[Recorded data]
══════

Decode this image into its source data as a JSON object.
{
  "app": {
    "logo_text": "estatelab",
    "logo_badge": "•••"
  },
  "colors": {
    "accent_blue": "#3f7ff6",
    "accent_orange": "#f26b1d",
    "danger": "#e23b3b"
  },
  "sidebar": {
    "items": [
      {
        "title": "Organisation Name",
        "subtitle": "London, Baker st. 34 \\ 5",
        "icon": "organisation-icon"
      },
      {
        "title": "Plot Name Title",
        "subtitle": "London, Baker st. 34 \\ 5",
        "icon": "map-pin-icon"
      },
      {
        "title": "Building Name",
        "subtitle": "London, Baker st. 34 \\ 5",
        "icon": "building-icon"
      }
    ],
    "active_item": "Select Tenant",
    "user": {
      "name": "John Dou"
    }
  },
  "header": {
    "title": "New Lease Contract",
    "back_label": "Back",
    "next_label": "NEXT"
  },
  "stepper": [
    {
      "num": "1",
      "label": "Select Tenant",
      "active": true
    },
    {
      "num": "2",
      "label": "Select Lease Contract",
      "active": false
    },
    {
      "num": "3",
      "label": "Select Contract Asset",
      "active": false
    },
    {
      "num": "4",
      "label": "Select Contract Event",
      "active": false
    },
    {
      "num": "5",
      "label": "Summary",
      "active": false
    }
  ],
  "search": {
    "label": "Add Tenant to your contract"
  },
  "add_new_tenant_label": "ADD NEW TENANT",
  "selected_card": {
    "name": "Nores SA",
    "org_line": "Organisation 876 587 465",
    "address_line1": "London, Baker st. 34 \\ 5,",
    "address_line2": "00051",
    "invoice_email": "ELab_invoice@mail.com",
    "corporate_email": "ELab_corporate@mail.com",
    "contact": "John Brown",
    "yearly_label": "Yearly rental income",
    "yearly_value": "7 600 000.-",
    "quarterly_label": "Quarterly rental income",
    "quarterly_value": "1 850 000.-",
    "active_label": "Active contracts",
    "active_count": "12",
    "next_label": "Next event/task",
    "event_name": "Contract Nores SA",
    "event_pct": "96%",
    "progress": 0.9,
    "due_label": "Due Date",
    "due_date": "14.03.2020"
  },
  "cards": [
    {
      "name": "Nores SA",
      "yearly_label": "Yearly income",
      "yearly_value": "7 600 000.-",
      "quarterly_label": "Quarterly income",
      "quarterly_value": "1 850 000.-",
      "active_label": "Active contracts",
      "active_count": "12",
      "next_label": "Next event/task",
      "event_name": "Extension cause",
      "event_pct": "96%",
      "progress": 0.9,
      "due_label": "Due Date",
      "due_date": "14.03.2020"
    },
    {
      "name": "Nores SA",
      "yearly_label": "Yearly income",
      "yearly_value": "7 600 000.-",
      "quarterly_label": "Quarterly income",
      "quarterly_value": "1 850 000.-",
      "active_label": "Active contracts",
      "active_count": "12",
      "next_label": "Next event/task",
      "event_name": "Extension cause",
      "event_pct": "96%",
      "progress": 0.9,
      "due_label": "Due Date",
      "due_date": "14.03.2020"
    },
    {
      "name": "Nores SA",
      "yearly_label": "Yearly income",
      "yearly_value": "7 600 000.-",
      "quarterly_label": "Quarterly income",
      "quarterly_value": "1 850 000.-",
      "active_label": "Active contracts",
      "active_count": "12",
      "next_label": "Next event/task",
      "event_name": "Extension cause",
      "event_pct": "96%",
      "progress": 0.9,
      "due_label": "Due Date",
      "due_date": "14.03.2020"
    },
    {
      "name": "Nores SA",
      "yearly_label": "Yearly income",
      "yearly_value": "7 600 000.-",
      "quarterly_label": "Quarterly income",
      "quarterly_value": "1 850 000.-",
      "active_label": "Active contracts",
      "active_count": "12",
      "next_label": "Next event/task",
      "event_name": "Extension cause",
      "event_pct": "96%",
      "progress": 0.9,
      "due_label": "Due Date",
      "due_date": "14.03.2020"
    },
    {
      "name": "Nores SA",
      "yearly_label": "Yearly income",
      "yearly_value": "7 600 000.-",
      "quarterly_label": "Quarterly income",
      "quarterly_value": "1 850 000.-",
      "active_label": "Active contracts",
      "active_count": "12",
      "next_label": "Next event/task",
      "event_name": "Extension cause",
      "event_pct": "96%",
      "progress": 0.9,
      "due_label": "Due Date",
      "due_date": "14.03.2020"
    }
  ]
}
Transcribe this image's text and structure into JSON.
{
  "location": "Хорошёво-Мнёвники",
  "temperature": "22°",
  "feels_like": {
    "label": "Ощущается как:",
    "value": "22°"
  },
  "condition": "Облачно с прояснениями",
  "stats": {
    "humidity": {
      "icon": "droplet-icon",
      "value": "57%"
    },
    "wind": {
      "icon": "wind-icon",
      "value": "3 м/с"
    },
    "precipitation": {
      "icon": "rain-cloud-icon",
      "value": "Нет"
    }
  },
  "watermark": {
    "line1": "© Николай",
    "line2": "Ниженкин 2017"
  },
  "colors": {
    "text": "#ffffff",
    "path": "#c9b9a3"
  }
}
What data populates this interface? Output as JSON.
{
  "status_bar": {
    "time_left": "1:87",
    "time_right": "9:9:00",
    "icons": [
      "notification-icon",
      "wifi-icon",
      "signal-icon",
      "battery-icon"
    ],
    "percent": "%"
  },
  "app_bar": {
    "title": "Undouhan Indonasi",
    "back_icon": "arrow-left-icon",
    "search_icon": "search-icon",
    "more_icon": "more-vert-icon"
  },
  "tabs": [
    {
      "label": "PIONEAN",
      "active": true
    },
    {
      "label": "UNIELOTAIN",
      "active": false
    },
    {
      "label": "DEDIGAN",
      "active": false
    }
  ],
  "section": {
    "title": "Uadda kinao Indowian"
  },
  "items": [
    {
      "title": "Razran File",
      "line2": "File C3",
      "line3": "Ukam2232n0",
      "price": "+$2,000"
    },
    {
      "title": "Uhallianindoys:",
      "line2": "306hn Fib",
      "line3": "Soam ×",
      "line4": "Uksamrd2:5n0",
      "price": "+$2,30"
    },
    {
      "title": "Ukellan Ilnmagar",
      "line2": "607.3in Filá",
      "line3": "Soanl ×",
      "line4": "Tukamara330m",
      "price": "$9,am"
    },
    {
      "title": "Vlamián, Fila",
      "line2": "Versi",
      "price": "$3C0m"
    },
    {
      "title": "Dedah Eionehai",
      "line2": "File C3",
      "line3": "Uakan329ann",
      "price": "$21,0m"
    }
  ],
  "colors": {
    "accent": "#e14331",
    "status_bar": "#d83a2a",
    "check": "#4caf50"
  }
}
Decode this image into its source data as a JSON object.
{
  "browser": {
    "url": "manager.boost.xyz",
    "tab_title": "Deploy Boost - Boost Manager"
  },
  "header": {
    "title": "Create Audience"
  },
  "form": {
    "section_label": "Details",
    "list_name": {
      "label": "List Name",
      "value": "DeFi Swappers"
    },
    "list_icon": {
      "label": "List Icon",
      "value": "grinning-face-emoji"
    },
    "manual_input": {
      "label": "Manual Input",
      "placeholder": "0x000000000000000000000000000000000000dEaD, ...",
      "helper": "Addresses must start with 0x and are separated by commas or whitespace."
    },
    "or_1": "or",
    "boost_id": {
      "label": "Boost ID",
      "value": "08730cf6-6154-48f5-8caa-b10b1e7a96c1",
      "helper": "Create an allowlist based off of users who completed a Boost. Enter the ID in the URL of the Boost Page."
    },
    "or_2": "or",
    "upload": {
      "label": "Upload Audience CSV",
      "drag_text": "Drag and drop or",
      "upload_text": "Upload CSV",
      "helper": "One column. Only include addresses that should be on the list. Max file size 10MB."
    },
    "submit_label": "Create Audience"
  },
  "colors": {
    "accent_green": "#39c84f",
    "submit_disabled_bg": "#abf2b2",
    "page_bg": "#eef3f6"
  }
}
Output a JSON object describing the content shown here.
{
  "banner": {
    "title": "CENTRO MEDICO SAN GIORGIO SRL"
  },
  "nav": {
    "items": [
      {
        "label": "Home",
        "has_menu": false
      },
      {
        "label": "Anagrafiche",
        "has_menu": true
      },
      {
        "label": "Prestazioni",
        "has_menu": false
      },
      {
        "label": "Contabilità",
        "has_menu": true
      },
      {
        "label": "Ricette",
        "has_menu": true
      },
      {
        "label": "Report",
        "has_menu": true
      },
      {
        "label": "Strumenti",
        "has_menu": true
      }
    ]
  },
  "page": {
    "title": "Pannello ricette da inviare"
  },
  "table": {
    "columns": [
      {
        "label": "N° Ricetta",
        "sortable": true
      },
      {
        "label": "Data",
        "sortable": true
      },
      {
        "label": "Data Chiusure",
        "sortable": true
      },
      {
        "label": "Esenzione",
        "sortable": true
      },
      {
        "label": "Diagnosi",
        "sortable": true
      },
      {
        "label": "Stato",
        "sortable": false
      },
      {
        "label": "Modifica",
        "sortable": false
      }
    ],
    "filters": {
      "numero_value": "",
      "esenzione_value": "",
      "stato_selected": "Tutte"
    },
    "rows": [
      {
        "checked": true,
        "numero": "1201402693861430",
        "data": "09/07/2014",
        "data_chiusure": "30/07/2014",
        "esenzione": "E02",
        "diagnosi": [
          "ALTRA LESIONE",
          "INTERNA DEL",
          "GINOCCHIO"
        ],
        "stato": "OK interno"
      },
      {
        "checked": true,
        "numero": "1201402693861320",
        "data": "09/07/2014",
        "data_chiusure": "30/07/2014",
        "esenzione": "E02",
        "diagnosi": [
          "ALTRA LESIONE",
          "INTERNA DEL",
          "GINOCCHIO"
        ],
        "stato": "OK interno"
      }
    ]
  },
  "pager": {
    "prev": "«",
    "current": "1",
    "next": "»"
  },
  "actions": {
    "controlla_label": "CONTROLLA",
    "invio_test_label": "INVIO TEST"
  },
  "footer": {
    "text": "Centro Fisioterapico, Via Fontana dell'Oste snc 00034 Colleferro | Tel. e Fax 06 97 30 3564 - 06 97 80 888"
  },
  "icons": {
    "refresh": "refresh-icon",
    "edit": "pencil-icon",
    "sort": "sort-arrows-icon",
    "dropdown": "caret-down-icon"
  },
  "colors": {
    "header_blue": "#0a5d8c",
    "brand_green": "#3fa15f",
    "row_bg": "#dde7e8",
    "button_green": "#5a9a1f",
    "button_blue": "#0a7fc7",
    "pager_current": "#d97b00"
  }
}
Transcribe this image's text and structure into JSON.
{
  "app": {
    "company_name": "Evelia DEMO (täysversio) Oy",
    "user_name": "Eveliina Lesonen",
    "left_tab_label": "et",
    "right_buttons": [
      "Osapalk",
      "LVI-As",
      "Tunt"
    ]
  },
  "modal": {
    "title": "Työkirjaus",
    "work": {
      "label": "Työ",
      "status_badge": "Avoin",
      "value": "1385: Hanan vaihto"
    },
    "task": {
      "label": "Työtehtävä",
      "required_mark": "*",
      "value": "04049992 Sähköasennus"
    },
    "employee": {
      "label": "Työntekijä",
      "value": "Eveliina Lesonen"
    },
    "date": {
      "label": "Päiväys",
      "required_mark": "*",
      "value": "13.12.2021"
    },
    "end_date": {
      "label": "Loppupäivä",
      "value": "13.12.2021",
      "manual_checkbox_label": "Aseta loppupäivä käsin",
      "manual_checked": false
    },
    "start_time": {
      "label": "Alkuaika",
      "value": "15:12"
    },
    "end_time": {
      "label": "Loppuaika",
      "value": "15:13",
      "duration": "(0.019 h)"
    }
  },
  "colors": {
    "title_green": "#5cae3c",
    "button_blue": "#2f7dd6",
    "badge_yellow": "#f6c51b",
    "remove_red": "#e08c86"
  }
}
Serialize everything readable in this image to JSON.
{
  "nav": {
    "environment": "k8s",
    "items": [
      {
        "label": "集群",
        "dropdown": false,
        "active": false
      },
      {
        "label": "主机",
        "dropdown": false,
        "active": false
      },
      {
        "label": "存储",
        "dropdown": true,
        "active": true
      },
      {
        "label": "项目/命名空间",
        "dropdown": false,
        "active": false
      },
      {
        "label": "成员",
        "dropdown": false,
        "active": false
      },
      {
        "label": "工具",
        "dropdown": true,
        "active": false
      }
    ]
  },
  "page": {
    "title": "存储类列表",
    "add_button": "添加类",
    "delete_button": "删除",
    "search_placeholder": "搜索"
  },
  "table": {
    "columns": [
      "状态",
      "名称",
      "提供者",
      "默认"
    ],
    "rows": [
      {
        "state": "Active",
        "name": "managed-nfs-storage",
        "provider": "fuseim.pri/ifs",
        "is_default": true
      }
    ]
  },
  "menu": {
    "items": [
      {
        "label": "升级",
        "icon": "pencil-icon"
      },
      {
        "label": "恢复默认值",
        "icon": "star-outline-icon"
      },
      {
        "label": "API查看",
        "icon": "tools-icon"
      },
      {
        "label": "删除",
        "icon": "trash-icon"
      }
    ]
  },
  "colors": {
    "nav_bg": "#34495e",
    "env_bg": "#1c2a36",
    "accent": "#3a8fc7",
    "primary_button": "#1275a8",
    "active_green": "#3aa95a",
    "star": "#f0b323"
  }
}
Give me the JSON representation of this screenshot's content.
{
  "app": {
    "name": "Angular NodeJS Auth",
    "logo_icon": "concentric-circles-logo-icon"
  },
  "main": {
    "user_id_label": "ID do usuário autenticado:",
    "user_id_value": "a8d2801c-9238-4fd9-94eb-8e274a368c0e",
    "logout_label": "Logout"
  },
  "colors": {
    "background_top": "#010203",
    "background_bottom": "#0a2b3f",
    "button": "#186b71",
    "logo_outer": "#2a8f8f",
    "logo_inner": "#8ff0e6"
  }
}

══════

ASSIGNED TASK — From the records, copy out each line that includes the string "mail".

OUTPUT OF THE EXERCISE —
    "invoice_email": "ELab_invoice@mail.com",
    "corporate_email": "ELab_corporate@mail.com",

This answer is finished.